**WHAT IS NEEDED**
Please restate the records below verbatim, omitting every image they hold.

**** DATA TO EXAMINE ****

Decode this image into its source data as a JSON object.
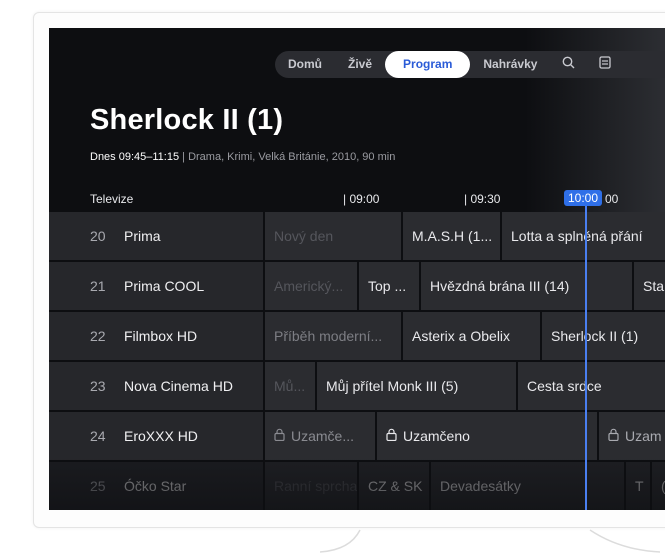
{
  "nav": {
    "items": [
      "Domů",
      "Živě",
      "Program",
      "Nahrávky"
    ],
    "active": "Program",
    "icons": [
      "search-icon",
      "guide-icon"
    ]
  },
  "hero": {
    "title": "Sherlock II (1)",
    "time": "Dnes 09:45–11:15",
    "details": " | Drama, Krimi, Velká Británie, 2010, 90 min"
  },
  "timeline": {
    "label": "Televize",
    "ticks": [
      "| 09:00",
      "| 09:30",
      "10:00",
      "00"
    ],
    "now": "10:00"
  },
  "channels": [
    {
      "num": "20",
      "name": "Prima"
    },
    {
      "num": "21",
      "name": "Prima COOL"
    },
    {
      "num": "22",
      "name": "Filmbox HD"
    },
    {
      "num": "23",
      "name": "Nova Cinema HD"
    },
    {
      "num": "24",
      "name": "EroXXX HD"
    },
    {
      "num": "25",
      "name": "Óčko Star"
    }
  ],
  "programs": {
    "r0": [
      "Nový den",
      "M.A.S.H (1...",
      "Lotta a splněná přání"
    ],
    "r1": [
      "Americký...",
      "Top ...",
      "Hvězdná brána III (14)",
      "Sta"
    ],
    "r2": [
      "Příběh moderní...",
      "Asterix a Obelix",
      "Sherlock II (1)"
    ],
    "r3": [
      "Mů...",
      "Můj přítel Monk III (5)",
      "Cesta srdce"
    ],
    "r4": [
      "Uzamče...",
      "Uzamčeno",
      "Uzam"
    ],
    "r5": [
      "Ranní sprcha",
      "CZ & SK",
      "Devadesátky",
      "T",
      "("
    ]
  }
}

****

**PROBLEM SOLUTION**
Decode this image into its source data as a JSON object.
{
  "nav": {
    "items": [
      "Domů",
      "Živě",
      "Program",
      "Nahrávky"
    ],
    "active": "Program",
    "icons": [
      "search-icon",
      "guide-icon"
    ]
  },
  "hero": {
    "title": "Sherlock II (1)",
    "time": "Dnes 09:45–11:15",
    "details": " | Drama, Krimi, Velká Británie, 2010, 90 min"
  },
  "timeline": {
    "label": "Televize",
    "ticks": [
      "| 09:00",
      "| 09:30",
      "10:00",
      "00"
    ],
    "now": "10:00"
  },
  "channels": [
    {
      "num": "20",
      "name": "Prima"
    },
    {
      "num": "21",
      "name": "Prima COOL"
    },
    {
      "num": "22",
      "name": "Filmbox HD"
    },
    {
      "num": "23",
      "name": "Nova Cinema HD"
    },
    {
      "num": "24",
      "name": "EroXXX HD"
    },
    {
      "num": "25",
      "name": "Óčko Star"
    }
  ],
  "programs": {
    "r0": [
      "Nový den",
      "M.A.S.H (1...",
      "Lotta a splněná přání"
    ],
    "r1": [
      "Americký...",
      "Top ...",
      "Hvězdná brána III (14)",
      "Sta"
    ],
    "r2": [
      "Příběh moderní...",
      "Asterix a Obelix",
      "Sherlock II (1)"
    ],
    "r3": [
      "Mů...",
      "Můj přítel Monk III (5)",
      "Cesta srdce"
    ],
    "r4": [
      "Uzamče...",
      "Uzamčeno",
      "Uzam"
    ],
    "r5": [
      "Ranní sprcha",
      "CZ & SK",
      "Devadesátky",
      "T",
      "("
    ]
  }
}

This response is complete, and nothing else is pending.